And then there's the produce. Of course, while we like to keep things as local as possible, there are things that just don't grow in these parts. But then I'm left in the produce section thinking, "can I really use a flat of mangoes? a bag of 12 avocados?" There is a large selection of pre-cut fruit & veggies for under $20, which is really nice if you work in one of those offices where bagels and donuts show up on a regular basis - a quick stop to Costco on the way to work will help you get into your Speedo this summer.
There were lot of things at Costco that seemed good for other people - especially people with a lot of processed food their lives - just impractical for our small household - boxes and boxes of processed frozen food, giant packages of Lean Cuisine meals which seemed as though they could only fit in a commercial freezer, endless rows of giant boxes of cereal and juices, gallon jars of mayo and relish; a lot of these things are perfect for families or people with big freezers, but it's just impractical for me to buy hot dogs in 150 dog packs, just for that twice a year when we have to have one. For those who have to pack lunches, or for those who have a lot of kids to feed - I don't even have the energy to think about keeping enough food in the house for a handful of kids or the army of their friends running in and out of the house all summer, but if you have to, then the boxes of 225 count fruit snack packs and granola bars, I'm sure it's a blessing. Husband can go through a box of Popsicles in 3 hours flat, so the 200 count box makes perfect sense.

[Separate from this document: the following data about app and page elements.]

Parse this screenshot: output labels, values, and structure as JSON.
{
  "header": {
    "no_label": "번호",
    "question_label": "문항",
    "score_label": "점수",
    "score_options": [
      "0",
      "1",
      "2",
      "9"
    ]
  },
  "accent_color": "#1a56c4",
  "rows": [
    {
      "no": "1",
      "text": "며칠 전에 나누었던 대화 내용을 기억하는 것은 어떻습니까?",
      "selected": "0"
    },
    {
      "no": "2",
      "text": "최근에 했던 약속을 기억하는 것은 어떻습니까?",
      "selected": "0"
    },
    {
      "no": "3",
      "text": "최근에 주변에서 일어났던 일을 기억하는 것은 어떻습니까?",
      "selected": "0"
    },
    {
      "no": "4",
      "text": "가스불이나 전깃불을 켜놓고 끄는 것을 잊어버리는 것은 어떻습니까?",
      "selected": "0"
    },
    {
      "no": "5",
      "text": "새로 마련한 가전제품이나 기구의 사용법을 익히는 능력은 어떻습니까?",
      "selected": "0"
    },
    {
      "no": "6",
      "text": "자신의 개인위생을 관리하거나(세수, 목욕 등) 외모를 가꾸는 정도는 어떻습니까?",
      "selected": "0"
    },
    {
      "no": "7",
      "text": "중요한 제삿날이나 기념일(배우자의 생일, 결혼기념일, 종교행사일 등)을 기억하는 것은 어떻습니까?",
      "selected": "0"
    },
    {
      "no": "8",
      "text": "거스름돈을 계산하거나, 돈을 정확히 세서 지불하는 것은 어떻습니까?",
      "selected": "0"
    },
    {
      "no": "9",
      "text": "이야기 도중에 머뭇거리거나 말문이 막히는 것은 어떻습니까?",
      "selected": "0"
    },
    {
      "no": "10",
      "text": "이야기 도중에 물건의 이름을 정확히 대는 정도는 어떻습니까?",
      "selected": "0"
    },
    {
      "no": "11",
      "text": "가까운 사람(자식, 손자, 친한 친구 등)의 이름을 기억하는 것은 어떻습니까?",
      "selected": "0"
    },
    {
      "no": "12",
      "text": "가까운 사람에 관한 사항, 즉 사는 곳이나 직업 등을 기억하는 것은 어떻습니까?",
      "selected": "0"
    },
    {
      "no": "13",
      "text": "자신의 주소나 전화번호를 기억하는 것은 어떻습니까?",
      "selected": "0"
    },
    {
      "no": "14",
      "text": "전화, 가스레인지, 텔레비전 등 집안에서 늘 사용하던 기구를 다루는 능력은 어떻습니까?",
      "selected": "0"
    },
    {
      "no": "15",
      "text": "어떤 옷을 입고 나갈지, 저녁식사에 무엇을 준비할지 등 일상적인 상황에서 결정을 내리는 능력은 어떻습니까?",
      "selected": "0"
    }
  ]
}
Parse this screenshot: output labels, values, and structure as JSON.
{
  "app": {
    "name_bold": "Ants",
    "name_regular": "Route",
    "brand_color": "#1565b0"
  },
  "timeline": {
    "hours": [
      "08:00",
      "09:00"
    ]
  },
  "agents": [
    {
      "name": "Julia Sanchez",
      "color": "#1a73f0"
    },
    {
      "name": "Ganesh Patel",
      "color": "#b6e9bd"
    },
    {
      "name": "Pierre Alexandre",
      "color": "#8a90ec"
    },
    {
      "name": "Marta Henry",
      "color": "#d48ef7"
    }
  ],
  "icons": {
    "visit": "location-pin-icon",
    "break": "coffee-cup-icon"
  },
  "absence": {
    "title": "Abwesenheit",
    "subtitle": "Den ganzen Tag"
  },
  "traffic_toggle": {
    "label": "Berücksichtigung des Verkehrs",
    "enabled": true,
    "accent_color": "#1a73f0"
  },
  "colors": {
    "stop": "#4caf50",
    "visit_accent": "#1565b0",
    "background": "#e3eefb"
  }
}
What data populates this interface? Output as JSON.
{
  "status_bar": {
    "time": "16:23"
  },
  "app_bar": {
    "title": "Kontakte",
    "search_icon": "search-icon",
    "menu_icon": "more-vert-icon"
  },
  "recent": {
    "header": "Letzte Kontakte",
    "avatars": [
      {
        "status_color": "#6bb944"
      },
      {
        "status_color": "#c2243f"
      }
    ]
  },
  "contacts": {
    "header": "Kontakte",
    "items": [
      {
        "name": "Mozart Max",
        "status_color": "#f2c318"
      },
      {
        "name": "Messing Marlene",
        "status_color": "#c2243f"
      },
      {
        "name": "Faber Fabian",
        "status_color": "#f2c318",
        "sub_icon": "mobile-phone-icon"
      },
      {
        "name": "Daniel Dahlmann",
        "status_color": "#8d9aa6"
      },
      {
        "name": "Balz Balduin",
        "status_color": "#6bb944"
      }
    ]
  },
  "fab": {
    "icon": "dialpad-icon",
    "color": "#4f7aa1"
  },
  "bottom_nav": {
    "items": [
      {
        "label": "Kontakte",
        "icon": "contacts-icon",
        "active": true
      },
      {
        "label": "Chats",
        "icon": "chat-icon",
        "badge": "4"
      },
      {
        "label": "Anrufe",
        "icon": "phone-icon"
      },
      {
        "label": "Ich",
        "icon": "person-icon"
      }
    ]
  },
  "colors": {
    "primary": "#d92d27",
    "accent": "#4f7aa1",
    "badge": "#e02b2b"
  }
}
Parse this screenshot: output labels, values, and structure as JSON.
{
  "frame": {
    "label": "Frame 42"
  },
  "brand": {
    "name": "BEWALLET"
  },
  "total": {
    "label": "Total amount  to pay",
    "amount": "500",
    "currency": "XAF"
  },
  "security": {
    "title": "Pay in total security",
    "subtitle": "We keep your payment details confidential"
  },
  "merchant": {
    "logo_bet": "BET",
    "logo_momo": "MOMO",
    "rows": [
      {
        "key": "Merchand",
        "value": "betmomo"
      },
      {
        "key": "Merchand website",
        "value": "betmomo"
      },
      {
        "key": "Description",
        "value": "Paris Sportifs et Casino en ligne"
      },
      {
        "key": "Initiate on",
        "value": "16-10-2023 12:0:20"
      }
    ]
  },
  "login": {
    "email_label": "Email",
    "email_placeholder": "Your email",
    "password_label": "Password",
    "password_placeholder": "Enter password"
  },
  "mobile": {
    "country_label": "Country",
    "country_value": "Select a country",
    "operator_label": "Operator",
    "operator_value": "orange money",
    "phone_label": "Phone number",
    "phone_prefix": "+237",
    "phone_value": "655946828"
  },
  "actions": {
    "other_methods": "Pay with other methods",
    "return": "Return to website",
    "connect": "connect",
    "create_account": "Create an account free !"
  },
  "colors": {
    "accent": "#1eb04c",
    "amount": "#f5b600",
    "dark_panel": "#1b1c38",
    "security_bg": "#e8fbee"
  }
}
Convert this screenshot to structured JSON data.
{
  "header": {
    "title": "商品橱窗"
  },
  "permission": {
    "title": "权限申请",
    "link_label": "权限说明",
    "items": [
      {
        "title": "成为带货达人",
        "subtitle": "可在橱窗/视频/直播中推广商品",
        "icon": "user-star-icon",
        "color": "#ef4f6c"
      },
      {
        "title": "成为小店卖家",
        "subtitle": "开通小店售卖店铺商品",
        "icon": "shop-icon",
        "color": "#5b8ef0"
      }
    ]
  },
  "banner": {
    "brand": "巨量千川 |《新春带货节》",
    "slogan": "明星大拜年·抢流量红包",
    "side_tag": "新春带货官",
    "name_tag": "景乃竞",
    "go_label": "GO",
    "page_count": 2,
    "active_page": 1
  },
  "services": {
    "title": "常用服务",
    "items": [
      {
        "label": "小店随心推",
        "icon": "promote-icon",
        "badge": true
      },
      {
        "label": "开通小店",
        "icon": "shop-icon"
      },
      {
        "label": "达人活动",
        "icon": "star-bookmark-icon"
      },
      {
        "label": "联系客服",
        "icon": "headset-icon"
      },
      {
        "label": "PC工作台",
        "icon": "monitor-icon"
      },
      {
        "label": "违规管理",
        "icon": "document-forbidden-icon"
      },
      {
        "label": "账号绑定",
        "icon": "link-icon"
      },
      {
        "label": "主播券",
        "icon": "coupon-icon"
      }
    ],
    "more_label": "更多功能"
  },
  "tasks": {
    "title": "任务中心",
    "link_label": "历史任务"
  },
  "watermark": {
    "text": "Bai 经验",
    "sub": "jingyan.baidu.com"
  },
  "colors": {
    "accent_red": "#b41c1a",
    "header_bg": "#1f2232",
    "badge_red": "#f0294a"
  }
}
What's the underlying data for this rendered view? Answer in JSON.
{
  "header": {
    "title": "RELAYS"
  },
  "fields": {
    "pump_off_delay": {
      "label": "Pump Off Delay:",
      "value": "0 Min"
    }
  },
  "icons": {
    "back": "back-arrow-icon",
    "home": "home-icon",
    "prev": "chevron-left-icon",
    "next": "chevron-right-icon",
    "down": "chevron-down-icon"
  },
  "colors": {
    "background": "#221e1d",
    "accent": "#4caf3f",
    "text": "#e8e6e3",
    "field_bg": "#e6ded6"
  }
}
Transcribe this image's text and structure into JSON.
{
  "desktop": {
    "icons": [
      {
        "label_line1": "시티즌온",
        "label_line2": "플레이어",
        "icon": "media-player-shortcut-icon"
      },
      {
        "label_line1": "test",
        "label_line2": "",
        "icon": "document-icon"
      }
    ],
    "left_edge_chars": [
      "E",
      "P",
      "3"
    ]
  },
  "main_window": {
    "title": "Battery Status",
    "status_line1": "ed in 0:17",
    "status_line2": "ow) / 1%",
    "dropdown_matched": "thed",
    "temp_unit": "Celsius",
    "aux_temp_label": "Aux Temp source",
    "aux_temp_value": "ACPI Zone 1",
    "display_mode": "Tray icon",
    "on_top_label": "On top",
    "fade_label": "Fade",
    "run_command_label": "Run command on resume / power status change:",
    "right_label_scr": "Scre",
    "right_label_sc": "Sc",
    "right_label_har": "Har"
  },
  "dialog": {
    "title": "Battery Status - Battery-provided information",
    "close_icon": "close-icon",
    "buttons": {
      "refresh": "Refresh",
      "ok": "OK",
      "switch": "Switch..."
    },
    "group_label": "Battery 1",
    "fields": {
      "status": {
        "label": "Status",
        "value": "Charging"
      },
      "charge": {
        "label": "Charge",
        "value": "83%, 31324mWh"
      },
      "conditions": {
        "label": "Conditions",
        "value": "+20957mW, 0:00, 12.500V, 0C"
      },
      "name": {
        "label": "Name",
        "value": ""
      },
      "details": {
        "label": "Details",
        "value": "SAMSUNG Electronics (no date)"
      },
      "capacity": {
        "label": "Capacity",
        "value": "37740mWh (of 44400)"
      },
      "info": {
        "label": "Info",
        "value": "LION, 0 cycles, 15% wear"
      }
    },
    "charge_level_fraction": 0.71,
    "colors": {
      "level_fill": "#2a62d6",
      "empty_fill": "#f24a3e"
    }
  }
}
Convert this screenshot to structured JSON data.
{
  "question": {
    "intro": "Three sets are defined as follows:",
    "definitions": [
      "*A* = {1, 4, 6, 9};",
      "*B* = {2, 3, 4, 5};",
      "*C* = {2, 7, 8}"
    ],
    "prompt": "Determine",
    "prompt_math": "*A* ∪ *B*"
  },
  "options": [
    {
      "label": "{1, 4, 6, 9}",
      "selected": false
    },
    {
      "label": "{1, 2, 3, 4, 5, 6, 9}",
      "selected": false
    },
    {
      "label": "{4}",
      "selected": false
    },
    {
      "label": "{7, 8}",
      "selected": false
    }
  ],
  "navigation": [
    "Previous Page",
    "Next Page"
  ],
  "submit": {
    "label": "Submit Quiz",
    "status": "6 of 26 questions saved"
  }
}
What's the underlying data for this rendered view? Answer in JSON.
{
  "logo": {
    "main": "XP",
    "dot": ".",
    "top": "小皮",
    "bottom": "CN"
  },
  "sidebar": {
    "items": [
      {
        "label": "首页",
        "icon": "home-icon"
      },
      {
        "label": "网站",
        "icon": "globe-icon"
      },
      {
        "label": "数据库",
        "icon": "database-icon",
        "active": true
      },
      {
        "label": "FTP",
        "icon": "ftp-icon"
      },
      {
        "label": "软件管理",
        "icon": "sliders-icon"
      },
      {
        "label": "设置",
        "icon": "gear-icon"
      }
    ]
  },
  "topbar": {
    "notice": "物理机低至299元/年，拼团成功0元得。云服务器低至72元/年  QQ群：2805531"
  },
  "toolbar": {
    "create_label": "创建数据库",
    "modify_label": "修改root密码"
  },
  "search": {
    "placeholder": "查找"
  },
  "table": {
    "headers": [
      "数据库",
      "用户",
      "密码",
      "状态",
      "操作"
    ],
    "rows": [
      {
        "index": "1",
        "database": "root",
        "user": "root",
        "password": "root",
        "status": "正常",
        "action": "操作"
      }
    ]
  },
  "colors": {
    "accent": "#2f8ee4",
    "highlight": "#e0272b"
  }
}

All in all, I think a case can be made that the $50 membership is worth it, particularly for those 100 roll packages of paper towels and flats of kitty litter.